(Component data from apps and pages)
= = = = = = =
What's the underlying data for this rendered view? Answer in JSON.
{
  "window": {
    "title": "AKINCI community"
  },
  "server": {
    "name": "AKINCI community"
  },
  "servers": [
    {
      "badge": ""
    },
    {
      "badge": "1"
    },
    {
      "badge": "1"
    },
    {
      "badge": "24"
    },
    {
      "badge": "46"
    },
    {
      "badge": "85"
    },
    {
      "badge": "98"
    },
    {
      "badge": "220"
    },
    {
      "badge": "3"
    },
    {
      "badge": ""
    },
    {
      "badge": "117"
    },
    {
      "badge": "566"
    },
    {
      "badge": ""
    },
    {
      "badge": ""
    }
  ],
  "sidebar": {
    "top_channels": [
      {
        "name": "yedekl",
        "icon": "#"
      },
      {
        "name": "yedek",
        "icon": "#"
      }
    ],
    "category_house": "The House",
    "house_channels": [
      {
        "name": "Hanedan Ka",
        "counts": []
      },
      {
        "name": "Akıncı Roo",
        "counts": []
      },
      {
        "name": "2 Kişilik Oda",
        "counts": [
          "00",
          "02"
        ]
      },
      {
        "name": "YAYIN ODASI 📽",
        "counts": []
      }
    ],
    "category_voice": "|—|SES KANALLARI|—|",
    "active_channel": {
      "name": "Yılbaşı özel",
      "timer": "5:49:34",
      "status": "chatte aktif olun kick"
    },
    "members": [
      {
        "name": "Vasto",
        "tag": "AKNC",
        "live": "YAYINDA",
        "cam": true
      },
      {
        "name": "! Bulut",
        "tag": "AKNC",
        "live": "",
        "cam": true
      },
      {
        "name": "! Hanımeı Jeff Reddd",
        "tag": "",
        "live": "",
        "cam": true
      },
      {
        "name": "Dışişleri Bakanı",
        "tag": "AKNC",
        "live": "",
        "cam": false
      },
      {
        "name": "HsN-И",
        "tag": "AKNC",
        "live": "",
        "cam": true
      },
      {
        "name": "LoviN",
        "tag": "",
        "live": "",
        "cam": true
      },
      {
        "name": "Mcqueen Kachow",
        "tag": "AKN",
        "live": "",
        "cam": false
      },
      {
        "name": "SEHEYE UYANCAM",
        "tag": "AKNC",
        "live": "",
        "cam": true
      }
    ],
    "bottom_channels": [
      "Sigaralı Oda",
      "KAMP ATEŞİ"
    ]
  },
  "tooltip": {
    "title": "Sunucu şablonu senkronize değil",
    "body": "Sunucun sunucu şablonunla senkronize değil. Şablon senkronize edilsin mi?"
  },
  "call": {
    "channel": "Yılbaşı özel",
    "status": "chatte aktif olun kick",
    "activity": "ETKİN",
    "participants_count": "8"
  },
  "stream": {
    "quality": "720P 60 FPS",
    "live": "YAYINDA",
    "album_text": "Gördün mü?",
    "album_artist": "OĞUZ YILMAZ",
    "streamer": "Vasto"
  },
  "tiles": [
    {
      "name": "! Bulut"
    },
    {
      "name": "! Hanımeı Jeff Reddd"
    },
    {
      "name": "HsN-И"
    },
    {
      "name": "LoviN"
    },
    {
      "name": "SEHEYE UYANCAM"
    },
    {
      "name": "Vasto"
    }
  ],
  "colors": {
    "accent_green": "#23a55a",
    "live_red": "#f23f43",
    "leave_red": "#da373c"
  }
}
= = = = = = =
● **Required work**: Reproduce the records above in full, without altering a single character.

● **Task response**:
What's the underlying data for this rendered view? Answer in JSON.
{
  "window": {
    "title": "AKINCI community"
  },
  "server": {
    "name": "AKINCI community"
  },
  "servers": [
    {
      "badge": ""
    },
    {
      "badge": "1"
    },
    {
      "badge": "1"
    },
    {
      "badge": "24"
    },
    {
      "badge": "46"
    },
    {
      "badge": "85"
    },
    {
      "badge": "98"
    },
    {
      "badge": "220"
    },
    {
      "badge": "3"
    },
    {
      "badge": ""
    },
    {
      "badge": "117"
    },
    {
      "badge": "566"
    },
    {
      "badge": ""
    },
    {
      "badge": ""
    }
  ],
  "sidebar": {
    "top_channels": [
      {
        "name": "yedekl",
        "icon": "#"
      },
      {
        "name": "yedek",
        "icon": "#"
      }
    ],
    "category_house": "The House",
    "house_channels": [
      {
        "name": "Hanedan Ka",
        "counts": []
      },
      {
        "name": "Akıncı Roo",
        "counts": []
      },
      {
        "name": "2 Kişilik Oda",
        "counts": [
          "00",
          "02"
        ]
      },
      {
        "name": "YAYIN ODASI 📽",
        "counts": []
      }
    ],
    "category_voice": "|—|SES KANALLARI|—|",
    "active_channel": {
      "name": "Yılbaşı özel",
      "timer": "5:49:34",
      "status": "chatte aktif olun kick"
    },
    "members": [
      {
        "name": "Vasto",
        "tag": "AKNC",
        "live": "YAYINDA",
        "cam": true
      },
      {
        "name": "! Bulut",
        "tag": "AKNC",
        "live": "",
        "cam": true
      },
      {
        "name": "! Hanımeı Jeff Reddd",
        "tag": "",
        "live": "",
        "cam": true
      },
      {
        "name": "Dışişleri Bakanı",
        "tag": "AKNC",
        "live": "",
        "cam": false
      },
      {
        "name": "HsN-И",
        "tag": "AKNC",
        "live": "",
        "cam": true
      },
      {
        "name": "LoviN",
        "tag": "",
        "live": "",
        "cam": true
      },
      {
        "name": "Mcqueen Kachow",
        "tag": "AKN",
        "live": "",
        "cam": false
      },
      {
        "name": "SEHEYE UYANCAM",
        "tag": "AKNC",
        "live": "",
        "cam": true
      }
    ],
    "bottom_channels": [
      "Sigaralı Oda",
      "KAMP ATEŞİ"
    ]
  },
  "tooltip": {
    "title": "Sunucu şablonu senkronize değil",
    "body": "Sunucun sunucu şablonunla senkronize değil. Şablon senkronize edilsin mi?"
  },
  "call": {
    "channel": "Yılbaşı özel",
    "status": "chatte aktif olun kick",
    "activity": "ETKİN",
    "participants_count": "8"
  },
  "stream": {
    "quality": "720P 60 FPS",
    "live": "YAYINDA",
    "album_text": "Gördün mü?",
    "album_artist": "OĞUZ YILMAZ",
    "streamer": "Vasto"
  },
  "tiles": [
    {
      "name": "! Bulut"
    },
    {
      "name": "! Hanımeı Jeff Reddd"
    },
    {
      "name": "HsN-И"
    },
    {
      "name": "LoviN"
    },
    {
      "name": "SEHEYE UYANCAM"
    },
    {
      "name": "Vasto"
    }
  ],
  "colors": {
    "accent_green": "#23a55a",
    "live_red": "#f23f43",
    "leave_red": "#da373c"
  }
}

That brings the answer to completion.